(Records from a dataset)
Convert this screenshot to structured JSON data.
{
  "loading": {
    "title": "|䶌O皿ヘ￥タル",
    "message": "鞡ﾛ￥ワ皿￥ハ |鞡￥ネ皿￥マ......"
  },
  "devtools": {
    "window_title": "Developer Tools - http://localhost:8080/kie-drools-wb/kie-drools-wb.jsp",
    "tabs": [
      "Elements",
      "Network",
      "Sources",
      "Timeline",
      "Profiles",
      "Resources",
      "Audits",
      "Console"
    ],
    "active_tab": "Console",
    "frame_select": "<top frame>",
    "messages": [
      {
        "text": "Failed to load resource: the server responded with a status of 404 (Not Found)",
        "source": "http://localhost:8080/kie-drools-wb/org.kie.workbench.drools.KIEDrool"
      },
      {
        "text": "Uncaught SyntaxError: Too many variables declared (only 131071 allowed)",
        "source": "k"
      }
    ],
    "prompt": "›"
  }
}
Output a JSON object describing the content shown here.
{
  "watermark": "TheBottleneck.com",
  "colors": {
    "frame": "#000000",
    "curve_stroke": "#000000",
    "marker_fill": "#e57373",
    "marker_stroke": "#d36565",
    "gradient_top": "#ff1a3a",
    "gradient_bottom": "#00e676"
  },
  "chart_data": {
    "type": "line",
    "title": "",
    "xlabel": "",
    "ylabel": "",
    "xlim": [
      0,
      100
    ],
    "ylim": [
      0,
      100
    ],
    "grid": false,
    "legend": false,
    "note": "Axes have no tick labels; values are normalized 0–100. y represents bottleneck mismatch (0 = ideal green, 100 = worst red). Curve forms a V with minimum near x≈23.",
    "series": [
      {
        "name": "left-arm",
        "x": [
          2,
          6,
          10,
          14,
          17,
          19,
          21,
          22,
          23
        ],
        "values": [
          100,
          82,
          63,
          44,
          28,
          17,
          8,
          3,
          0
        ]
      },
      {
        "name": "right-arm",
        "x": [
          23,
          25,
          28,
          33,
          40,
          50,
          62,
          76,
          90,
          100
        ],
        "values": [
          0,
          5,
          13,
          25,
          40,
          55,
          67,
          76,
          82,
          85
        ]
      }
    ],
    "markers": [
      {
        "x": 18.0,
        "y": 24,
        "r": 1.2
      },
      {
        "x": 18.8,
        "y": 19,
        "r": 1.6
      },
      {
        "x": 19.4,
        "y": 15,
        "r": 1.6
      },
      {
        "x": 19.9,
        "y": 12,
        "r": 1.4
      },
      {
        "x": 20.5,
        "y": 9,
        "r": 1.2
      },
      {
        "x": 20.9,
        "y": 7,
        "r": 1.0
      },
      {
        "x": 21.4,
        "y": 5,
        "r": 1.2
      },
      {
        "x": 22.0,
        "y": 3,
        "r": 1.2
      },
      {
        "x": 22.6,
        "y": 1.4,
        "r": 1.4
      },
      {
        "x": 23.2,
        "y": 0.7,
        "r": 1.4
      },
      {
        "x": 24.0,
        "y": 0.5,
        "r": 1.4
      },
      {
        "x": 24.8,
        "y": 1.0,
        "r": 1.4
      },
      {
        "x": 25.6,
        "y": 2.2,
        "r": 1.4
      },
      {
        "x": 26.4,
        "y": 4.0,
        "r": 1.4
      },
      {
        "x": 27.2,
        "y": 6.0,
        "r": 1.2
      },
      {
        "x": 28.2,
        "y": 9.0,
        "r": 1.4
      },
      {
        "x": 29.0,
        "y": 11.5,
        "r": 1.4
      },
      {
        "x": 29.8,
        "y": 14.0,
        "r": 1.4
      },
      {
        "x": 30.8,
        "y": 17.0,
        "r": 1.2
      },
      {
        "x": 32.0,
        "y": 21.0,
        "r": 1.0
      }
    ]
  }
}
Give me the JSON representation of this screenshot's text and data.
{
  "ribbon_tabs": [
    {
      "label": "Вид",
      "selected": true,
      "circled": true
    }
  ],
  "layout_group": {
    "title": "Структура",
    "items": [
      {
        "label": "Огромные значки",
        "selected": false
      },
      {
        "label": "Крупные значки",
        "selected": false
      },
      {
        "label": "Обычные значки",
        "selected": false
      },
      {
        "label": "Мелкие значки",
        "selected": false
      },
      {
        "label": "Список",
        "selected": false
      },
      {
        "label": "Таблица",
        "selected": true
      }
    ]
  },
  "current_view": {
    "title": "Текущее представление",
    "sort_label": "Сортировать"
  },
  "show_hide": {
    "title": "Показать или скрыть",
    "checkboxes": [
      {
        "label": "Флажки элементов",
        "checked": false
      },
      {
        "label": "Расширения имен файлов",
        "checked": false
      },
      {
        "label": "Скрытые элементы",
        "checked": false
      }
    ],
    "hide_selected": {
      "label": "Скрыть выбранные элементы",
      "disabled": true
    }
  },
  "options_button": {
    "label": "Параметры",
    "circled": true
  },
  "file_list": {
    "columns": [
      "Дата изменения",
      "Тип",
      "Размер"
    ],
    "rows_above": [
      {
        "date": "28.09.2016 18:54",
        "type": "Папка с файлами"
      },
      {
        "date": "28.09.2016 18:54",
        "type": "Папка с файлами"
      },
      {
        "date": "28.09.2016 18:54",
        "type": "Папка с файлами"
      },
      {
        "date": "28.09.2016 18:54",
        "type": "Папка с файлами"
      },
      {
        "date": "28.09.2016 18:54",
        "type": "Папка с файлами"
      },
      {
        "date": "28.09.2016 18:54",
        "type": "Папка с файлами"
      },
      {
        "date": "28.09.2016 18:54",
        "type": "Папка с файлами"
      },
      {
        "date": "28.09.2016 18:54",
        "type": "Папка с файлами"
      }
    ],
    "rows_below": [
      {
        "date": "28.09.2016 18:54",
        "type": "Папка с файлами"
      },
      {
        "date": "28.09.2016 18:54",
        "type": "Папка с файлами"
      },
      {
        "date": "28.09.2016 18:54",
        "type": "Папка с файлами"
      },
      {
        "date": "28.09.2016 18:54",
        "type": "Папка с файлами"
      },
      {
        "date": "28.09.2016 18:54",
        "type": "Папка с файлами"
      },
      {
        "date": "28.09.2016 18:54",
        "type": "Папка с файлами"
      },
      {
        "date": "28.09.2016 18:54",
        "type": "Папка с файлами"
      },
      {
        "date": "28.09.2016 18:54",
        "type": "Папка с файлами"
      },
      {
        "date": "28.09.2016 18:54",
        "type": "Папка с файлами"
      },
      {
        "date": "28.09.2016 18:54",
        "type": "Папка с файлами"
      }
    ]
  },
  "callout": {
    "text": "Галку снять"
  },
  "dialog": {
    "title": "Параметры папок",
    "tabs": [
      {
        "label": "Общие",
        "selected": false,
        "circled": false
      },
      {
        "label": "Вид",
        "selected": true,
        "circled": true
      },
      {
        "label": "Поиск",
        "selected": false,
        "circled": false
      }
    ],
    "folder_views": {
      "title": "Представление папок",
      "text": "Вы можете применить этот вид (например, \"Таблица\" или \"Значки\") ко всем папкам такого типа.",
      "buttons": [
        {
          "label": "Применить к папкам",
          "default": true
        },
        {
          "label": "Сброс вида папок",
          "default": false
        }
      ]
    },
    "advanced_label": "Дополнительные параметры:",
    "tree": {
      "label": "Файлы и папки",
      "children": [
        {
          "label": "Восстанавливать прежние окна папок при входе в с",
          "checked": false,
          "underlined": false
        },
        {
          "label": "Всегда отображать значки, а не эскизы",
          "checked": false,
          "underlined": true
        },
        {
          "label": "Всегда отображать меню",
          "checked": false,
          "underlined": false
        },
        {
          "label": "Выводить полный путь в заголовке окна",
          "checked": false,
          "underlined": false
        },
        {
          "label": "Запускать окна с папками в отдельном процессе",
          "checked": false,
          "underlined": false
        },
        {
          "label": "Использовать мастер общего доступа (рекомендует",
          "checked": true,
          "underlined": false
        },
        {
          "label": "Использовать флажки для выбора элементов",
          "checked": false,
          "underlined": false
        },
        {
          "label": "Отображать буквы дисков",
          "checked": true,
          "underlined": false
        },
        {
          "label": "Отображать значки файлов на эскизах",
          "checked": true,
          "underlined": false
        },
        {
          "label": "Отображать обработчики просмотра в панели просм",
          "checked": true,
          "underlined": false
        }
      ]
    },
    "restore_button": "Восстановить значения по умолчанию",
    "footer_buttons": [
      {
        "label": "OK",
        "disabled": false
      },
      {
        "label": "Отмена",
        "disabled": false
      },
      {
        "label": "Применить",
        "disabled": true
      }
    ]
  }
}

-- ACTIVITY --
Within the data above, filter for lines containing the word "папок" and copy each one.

-- TASK RESPONSE --
    "title": "Параметры папок",
      "title": "Представление папок",
          "label": "Сброс вида папок",
          "label": "Восстанавливать прежние окна папок при входе в с",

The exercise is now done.